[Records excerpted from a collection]
· · · · ·

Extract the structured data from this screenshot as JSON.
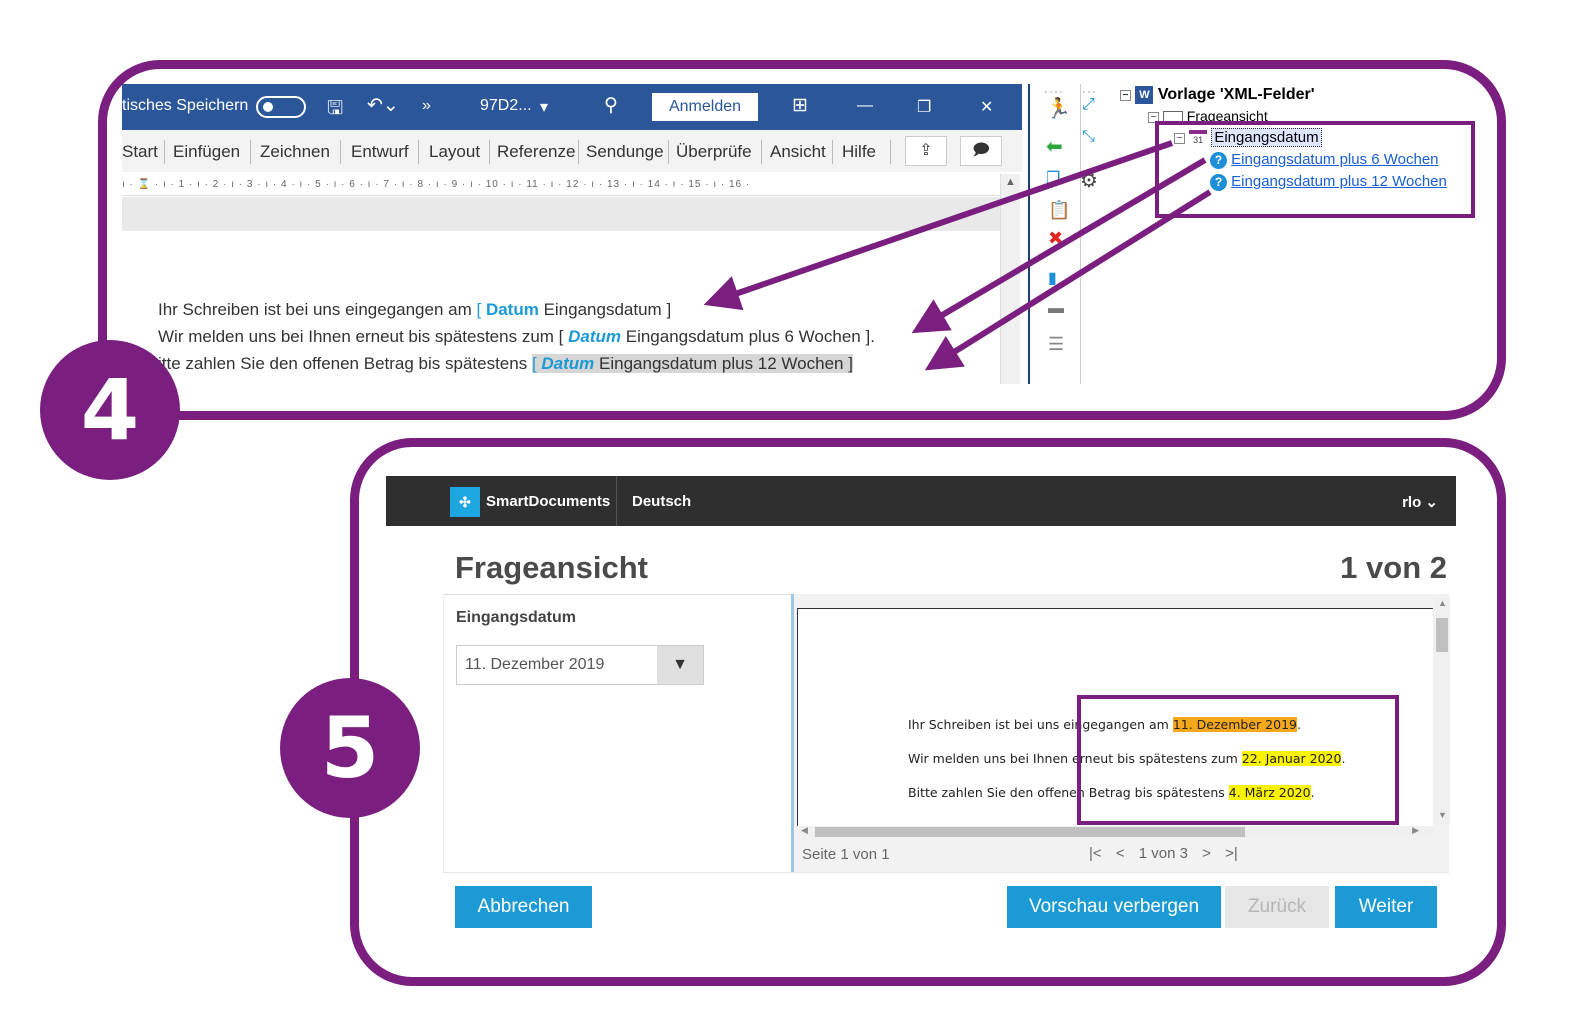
{
  "badges": {
    "step4": "4",
    "step5": "5"
  },
  "word": {
    "titlebar": {
      "autosave_label": "tisches Speichern",
      "save_icon": "save-icon",
      "undo_icon": "undo-icon",
      "more": "»",
      "doc_name": "97D2...",
      "doc_caret": "▾",
      "search_icon": "search-icon",
      "login_button": "Anmelden",
      "ribbon_display_icon": "ribbon-display-icon",
      "minimize": "—",
      "restore": "❐",
      "close": "✕"
    },
    "ribbon_tabs": [
      "Start",
      "Einfügen",
      "Zeichnen",
      "Entwurf",
      "Layout",
      "Referenze",
      "Sendunge",
      "Überprüfe",
      "Ansicht",
      "Hilfe"
    ],
    "ribbon_actions": {
      "share": "⇪",
      "comment": "🗩"
    },
    "ruler": "ı · ⌛ · ı · 1 · ı · 2 · ı · 3 · ı · 4 · ı · 5 · ı · 6 · ı · 7 · ı · 8 · ı · 9 · ı · 10 · ı · 11 · ı · 12 · ı · 13 · ı · 14 · ı · 15 · ı · 16 ·",
    "doc_lines": [
      {
        "pre": "Ihr Schreiben ist bei uns eingegangen am ",
        "open": "[ ",
        "tag": "Datum",
        "field": " Eingangsdatum ",
        "close": "]",
        "post": ""
      },
      {
        "pre": "Wir melden uns bei Ihnen erneut bis spätestens zum ",
        "open": "[ ",
        "tag": "Datum",
        "field": " Eingangsdatum plus 6 Wochen ",
        "close": "]",
        "post": "."
      },
      {
        "pre": "itte zahlen Sie den offenen Betrag bis spätestens ",
        "open": "[ ",
        "tag": "Datum",
        "field": " Eingangsdatum plus 12 Wochen ",
        "close": "]",
        "post": ""
      }
    ]
  },
  "tree": {
    "root_label": "Vorlage 'XML-Felder'",
    "child_label": "Frageansicht",
    "selected_label": "Eingangsdatum",
    "cal_text": "31",
    "items": [
      "Eingangsdatum plus 6 Wochen",
      "Eingangsdatum plus 12 Wochen"
    ]
  },
  "smartdocs": {
    "brand": "SmartDocuments",
    "language": "Deutsch",
    "user": "rlo ⌄",
    "title": "Frageansicht",
    "page_count": "1 von 2",
    "field_label": "Eingangsdatum",
    "field_value": "11. Dezember 2019",
    "dropdown_arrow": "▼",
    "preview_lines": [
      {
        "text": "Ihr Schreiben ist bei uns eingegangen am ",
        "date": "11. Dezember 2019",
        "color": "#f6a81d",
        "end": "."
      },
      {
        "text": "Wir melden uns bei Ihnen erneut bis spätestens zum ",
        "date": "22. Januar 2020",
        "color": "#f9f200",
        "end": "."
      },
      {
        "text": "Bitte zahlen Sie den offenen Betrag bis spätestens ",
        "date": "4. März 2020",
        "color": "#f9f200",
        "end": "."
      }
    ],
    "pager": {
      "page_info": "Seite 1 von 1",
      "first": "|<",
      "prev": "<",
      "current": "1 von 3",
      "next": ">",
      "last": ">|"
    },
    "buttons": {
      "cancel": "Abbrechen",
      "hide_preview": "Vorschau verbergen",
      "back": "Zurück",
      "next": "Weiter"
    }
  },
  "colors": {
    "purple": "#7a1f7f",
    "word_blue": "#2b579a",
    "accent_blue": "#1c9ad6",
    "arrow": "#7a1f7f"
  }
}
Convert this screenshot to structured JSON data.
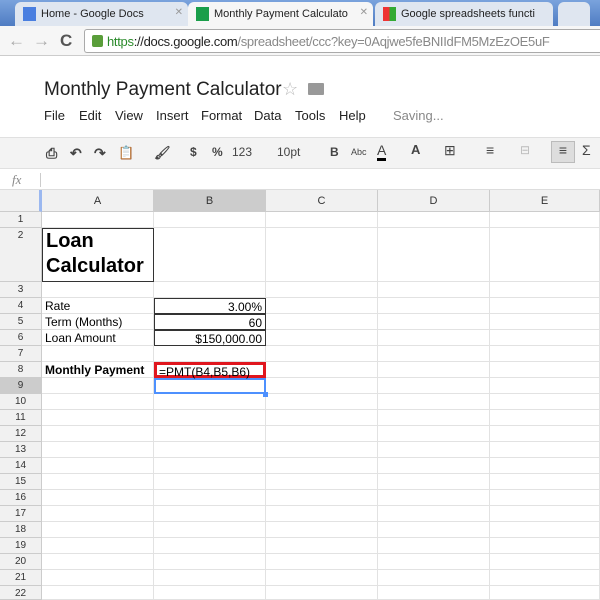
{
  "browser": {
    "tabs": [
      {
        "label": "Home - Google Docs",
        "active": false,
        "icon": "docs-icon"
      },
      {
        "label": "Monthly Payment Calculato",
        "active": true,
        "icon": "sheets-icon"
      },
      {
        "label": "Google spreadsheets functi",
        "active": false,
        "icon": "google-icon"
      }
    ],
    "url_scheme": "https",
    "url_host": "://docs.google.com",
    "url_path": "/spreadsheet/ccc?key=0Aqjwe5feBNIIdFM5MzEzOE5uF"
  },
  "doc": {
    "title": "Monthly Payment Calculator",
    "status": "Saving..."
  },
  "menu": [
    "File",
    "Edit",
    "View",
    "Insert",
    "Format",
    "Data",
    "Tools",
    "Help"
  ],
  "toolbar": {
    "currency": "$",
    "percent": "%",
    "number_format": "123",
    "font_size": "10pt",
    "bold": "B",
    "strike": "Abc",
    "text_color": "A",
    "fill": "A",
    "sum": "Σ"
  },
  "formula_bar": {
    "label": "fx",
    "value": ""
  },
  "columns": [
    "A",
    "B",
    "C",
    "D",
    "E"
  ],
  "selected_column": "B",
  "selected_row": 9,
  "rows": [
    1,
    2,
    3,
    4,
    5,
    6,
    7,
    8,
    9,
    10,
    11,
    12,
    13,
    14,
    15,
    16,
    17,
    18,
    19,
    20,
    21,
    22
  ],
  "cells": {
    "A2": "Loan Calculator",
    "A4": "Rate",
    "B4": "3.00%",
    "A5": "Term (Months)",
    "B5": "60",
    "A6": "Loan Amount",
    "B6": "$150,000.00",
    "A8": "Monthly Payment",
    "B8": "=PMT(B4,B5,B6)"
  },
  "colors": {
    "highlight": "#e0161e",
    "selection": "#4d90fe"
  }
}
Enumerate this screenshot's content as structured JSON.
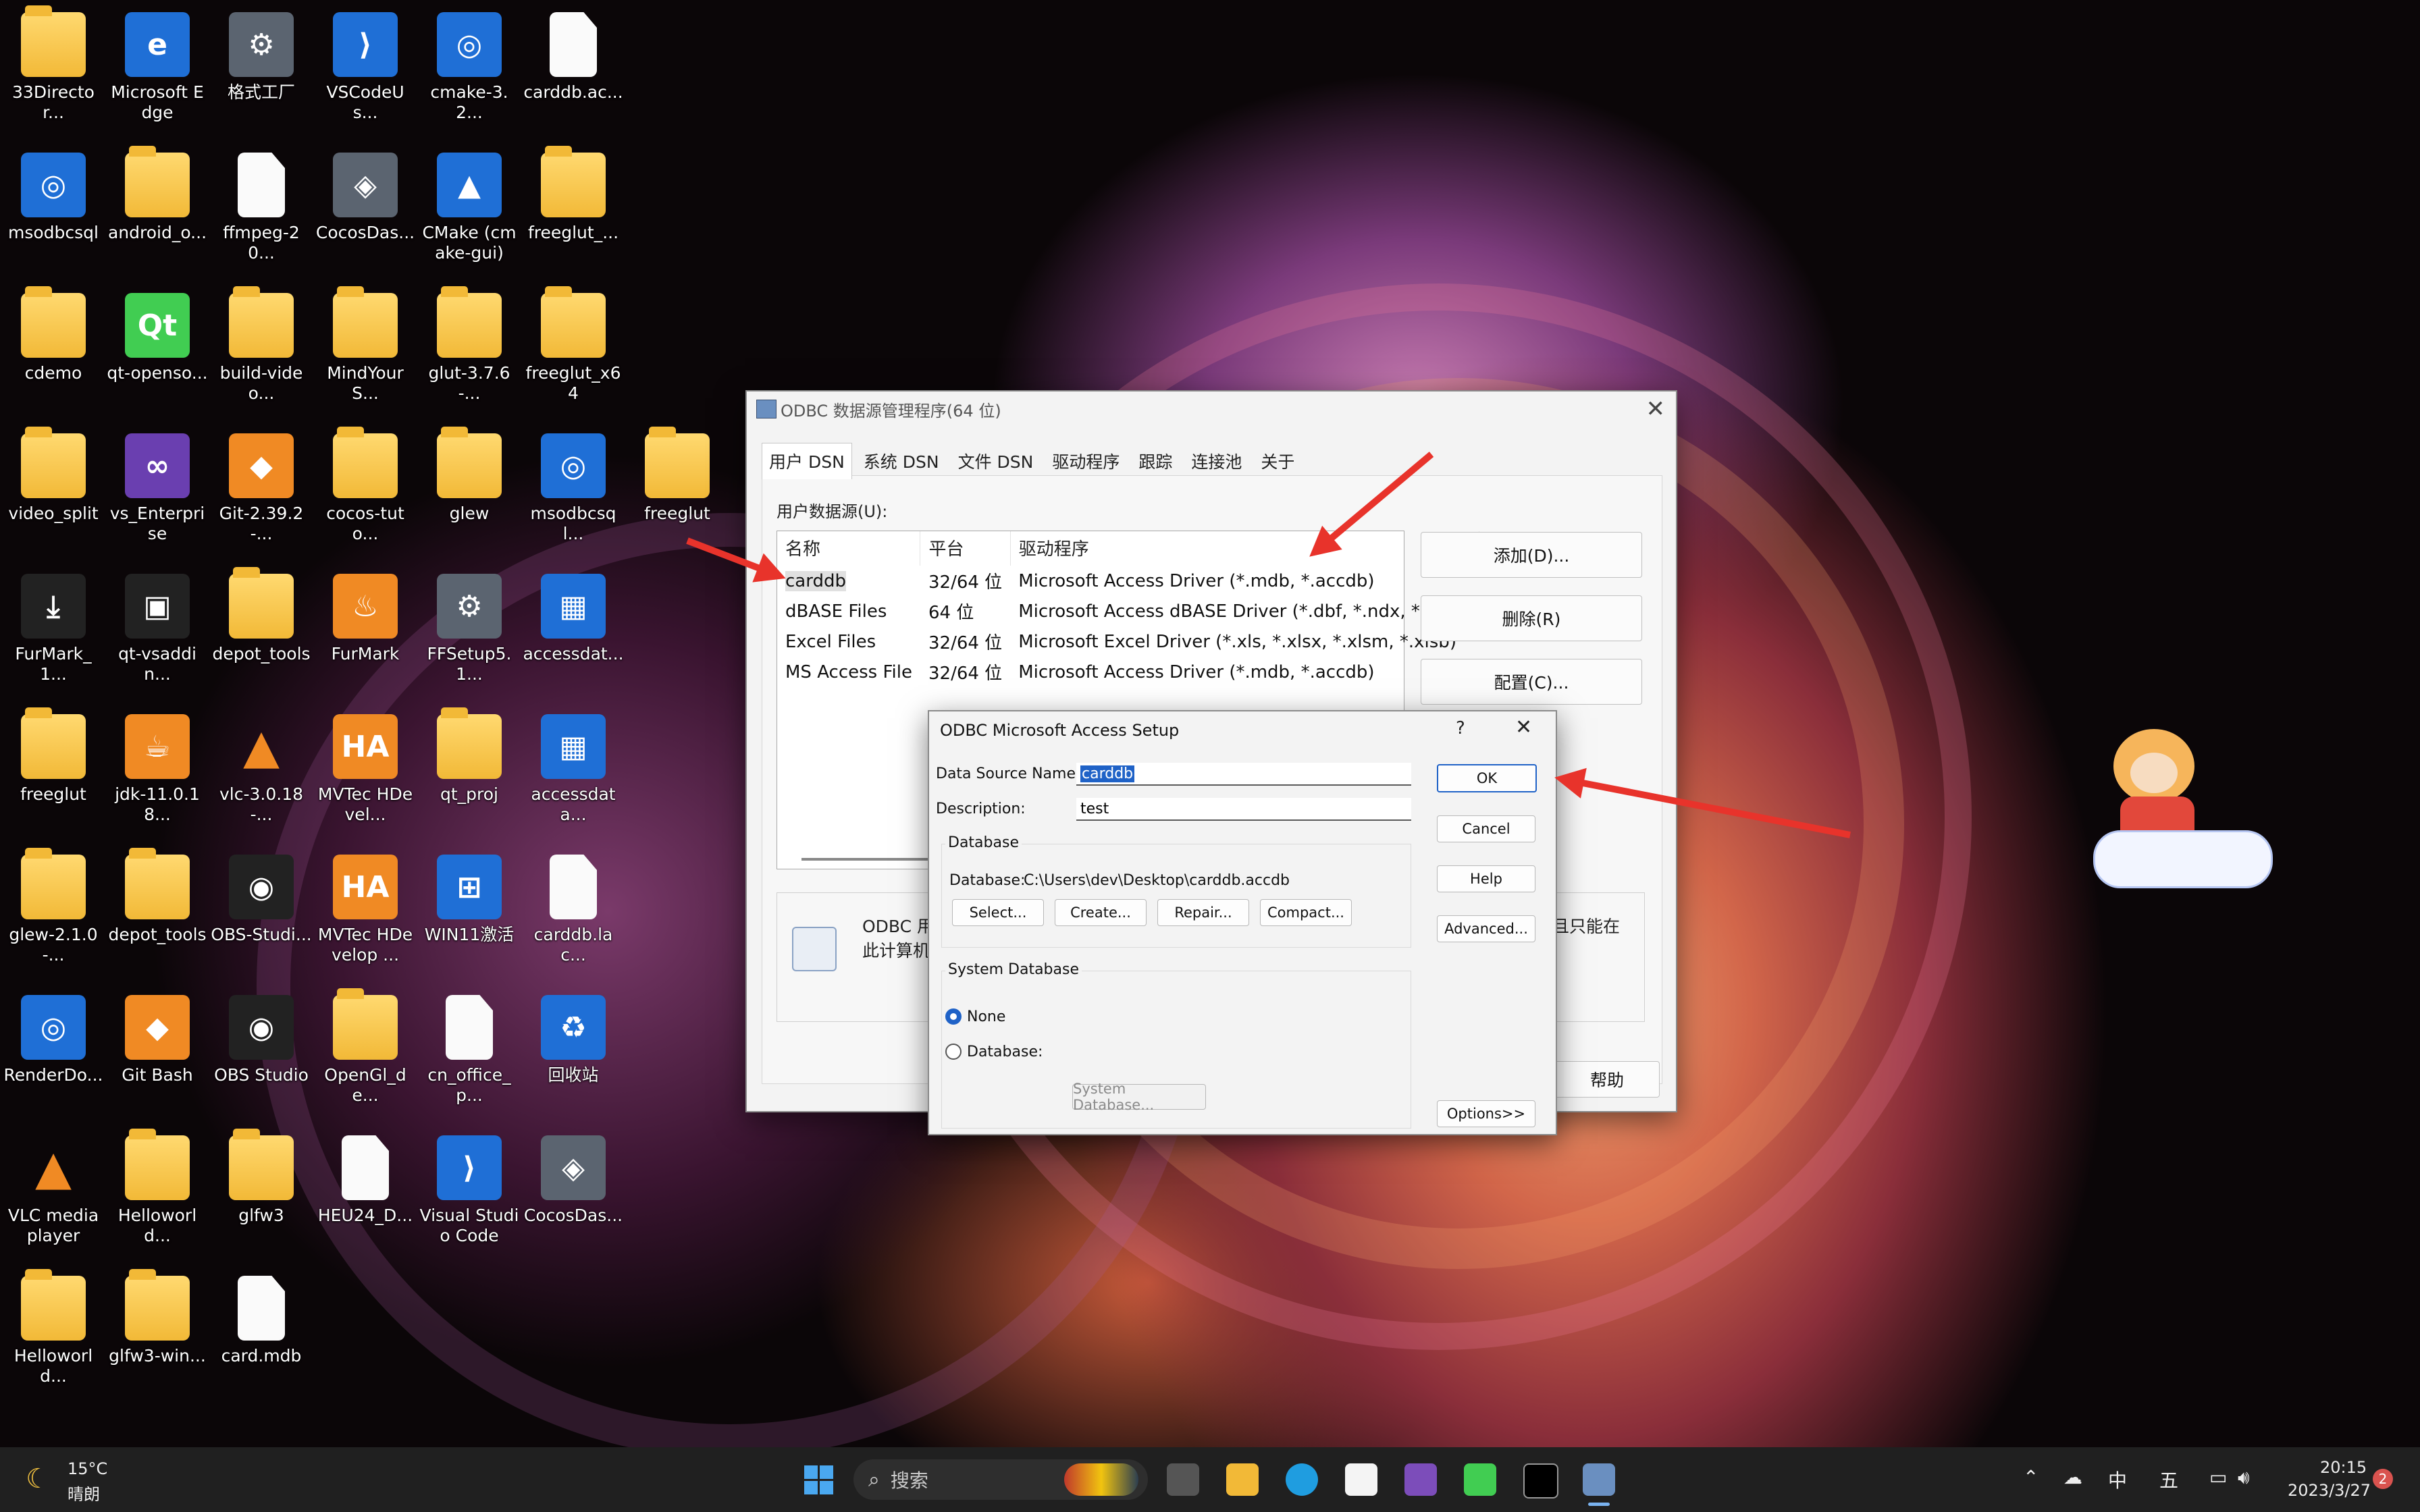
{
  "desktop": {
    "icons": [
      {
        "label": "33Director...",
        "kind": "folder"
      },
      {
        "label": "Microsoft Edge",
        "kind": "edge"
      },
      {
        "label": "格式工厂",
        "kind": "app"
      },
      {
        "label": "VSCodeUs...",
        "kind": "vscode"
      },
      {
        "label": "cmake-3.2...",
        "kind": "disc"
      },
      {
        "label": "carddb.ac...",
        "kind": "file"
      },
      {
        "label": "msodbcsql",
        "kind": "disc"
      },
      {
        "label": "android_o...",
        "kind": "folder"
      },
      {
        "label": "ffmpeg-20...",
        "kind": "file"
      },
      {
        "label": "CocosDas...",
        "kind": "cocos"
      },
      {
        "label": "CMake (cmake-gui)",
        "kind": "cmake"
      },
      {
        "label": "freeglut_...",
        "kind": "folder"
      },
      {
        "label": "cdemo",
        "kind": "folder"
      },
      {
        "label": "qt-openso...",
        "kind": "qt"
      },
      {
        "label": "build-video...",
        "kind": "folder"
      },
      {
        "label": "MindYourS...",
        "kind": "folder"
      },
      {
        "label": "glut-3.7.6-...",
        "kind": "folder"
      },
      {
        "label": "freeglut_x64",
        "kind": "folder"
      },
      {
        "label": "video_split",
        "kind": "folder"
      },
      {
        "label": "vs_Enterprise",
        "kind": "vs"
      },
      {
        "label": "Git-2.39.2-...",
        "kind": "git"
      },
      {
        "label": "cocos-tuto...",
        "kind": "folder"
      },
      {
        "label": "glew",
        "kind": "folder"
      },
      {
        "label": "msodbcsql...",
        "kind": "disc"
      },
      {
        "label": "freeglut",
        "kind": "folder"
      },
      {
        "label": "FurMark_1...",
        "kind": "download"
      },
      {
        "label": "qt-vsaddin...",
        "kind": "qtbox"
      },
      {
        "label": "depot_tools",
        "kind": "folder"
      },
      {
        "label": "FurMark",
        "kind": "furmark"
      },
      {
        "label": "FFSetup5.1...",
        "kind": "app"
      },
      {
        "label": "accessdat...",
        "kind": "setup"
      },
      {
        "label": "freeglut",
        "kind": "folder"
      },
      {
        "label": "jdk-11.0.18...",
        "kind": "java"
      },
      {
        "label": "vlc-3.0.18-...",
        "kind": "vlc"
      },
      {
        "label": "MVTec HDevel...",
        "kind": "ha"
      },
      {
        "label": "qt_proj",
        "kind": "folder"
      },
      {
        "label": "accessdata...",
        "kind": "setup"
      },
      {
        "label": "glew-2.1.0-...",
        "kind": "folder"
      },
      {
        "label": "depot_tools",
        "kind": "folder"
      },
      {
        "label": "OBS-Studi...",
        "kind": "obs"
      },
      {
        "label": "MVTec HDevelop ...",
        "kind": "ha"
      },
      {
        "label": "WIN11激活",
        "kind": "win"
      },
      {
        "label": "carddb.lac...",
        "kind": "file"
      },
      {
        "label": "RenderDo...",
        "kind": "disc"
      },
      {
        "label": "Git Bash",
        "kind": "git"
      },
      {
        "label": "OBS Studio",
        "kind": "obs"
      },
      {
        "label": "OpenGl_de...",
        "kind": "folder"
      },
      {
        "label": "cn_office_p...",
        "kind": "file"
      },
      {
        "label": "回收站",
        "kind": "recycle"
      },
      {
        "label": "VLC media player",
        "kind": "vlc"
      },
      {
        "label": "Helloworld...",
        "kind": "folder"
      },
      {
        "label": "glfw3",
        "kind": "folder"
      },
      {
        "label": "HEU24_D...",
        "kind": "file"
      },
      {
        "label": "Visual Studio Code",
        "kind": "vscode"
      },
      {
        "label": "CocosDas...",
        "kind": "cocos"
      },
      {
        "label": "Helloworld...",
        "kind": "folder"
      },
      {
        "label": "glfw3-win...",
        "kind": "folder"
      },
      {
        "label": "card.mdb",
        "kind": "file"
      }
    ]
  },
  "odbc": {
    "title": "ODBC 数据源管理程序(64 位)",
    "tabs": [
      "用户 DSN",
      "系统 DSN",
      "文件 DSN",
      "驱动程序",
      "跟踪",
      "连接池",
      "关于"
    ],
    "section_label": "用户数据源(U):",
    "columns": [
      "名称",
      "平台",
      "驱动程序"
    ],
    "rows": [
      {
        "name": "carddb",
        "platform": "32/64 位",
        "driver": "Microsoft Access Driver (*.mdb, *.accdb)"
      },
      {
        "name": "dBASE Files",
        "platform": "64 位",
        "driver": "Microsoft Access dBASE Driver (*.dbf, *.ndx, *.mdx)"
      },
      {
        "name": "Excel Files",
        "platform": "32/64 位",
        "driver": "Microsoft Excel Driver (*.xls, *.xlsx, *.xlsm, *.xlsb)"
      },
      {
        "name": "MS Access File",
        "platform": "32/64 位",
        "driver": "Microsoft Access Driver (*.mdb, *.accdb)"
      }
    ],
    "buttons": {
      "add": "添加(D)...",
      "remove": "删除(R)",
      "configure": "配置(C)...",
      "help": "帮助"
    },
    "info_text_1": "ODBC 用",
    "info_text_2": "此计算机",
    "info_text_right": "且只能在"
  },
  "setup": {
    "title": "ODBC Microsoft Access Setup",
    "help_glyph": "?",
    "dsn_label": "Data Source Name:",
    "dsn_value": "carddb",
    "desc_label": "Description:",
    "desc_value": "test",
    "database_group": "Database",
    "database_label": "Database:",
    "database_path": "C:\\Users\\dev\\Desktop\\carddb.accdb",
    "btn_select": "Select...",
    "btn_create": "Create...",
    "btn_repair": "Repair...",
    "btn_compact": "Compact...",
    "system_group": "System Database",
    "radio_none": "None",
    "radio_database": "Database:",
    "btn_system_db": "System Database...",
    "btn_ok": "OK",
    "btn_cancel": "Cancel",
    "btn_help": "Help",
    "btn_advanced": "Advanced...",
    "btn_options": "Options>>"
  },
  "taskbar": {
    "weather_temp": "15°C",
    "weather_desc": "晴朗",
    "search_placeholder": "搜索",
    "tray_ime": "中",
    "tray_ime2": "五",
    "time": "20:15",
    "date": "2023/3/27",
    "notification_count": "2"
  },
  "colors": {
    "accent": "#1f62c7",
    "arrow": "#e8332b",
    "taskbar": "#202020"
  }
}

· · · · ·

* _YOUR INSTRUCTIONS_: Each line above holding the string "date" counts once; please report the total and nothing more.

* _ANSWER FOR THIS EXERCISE_: 4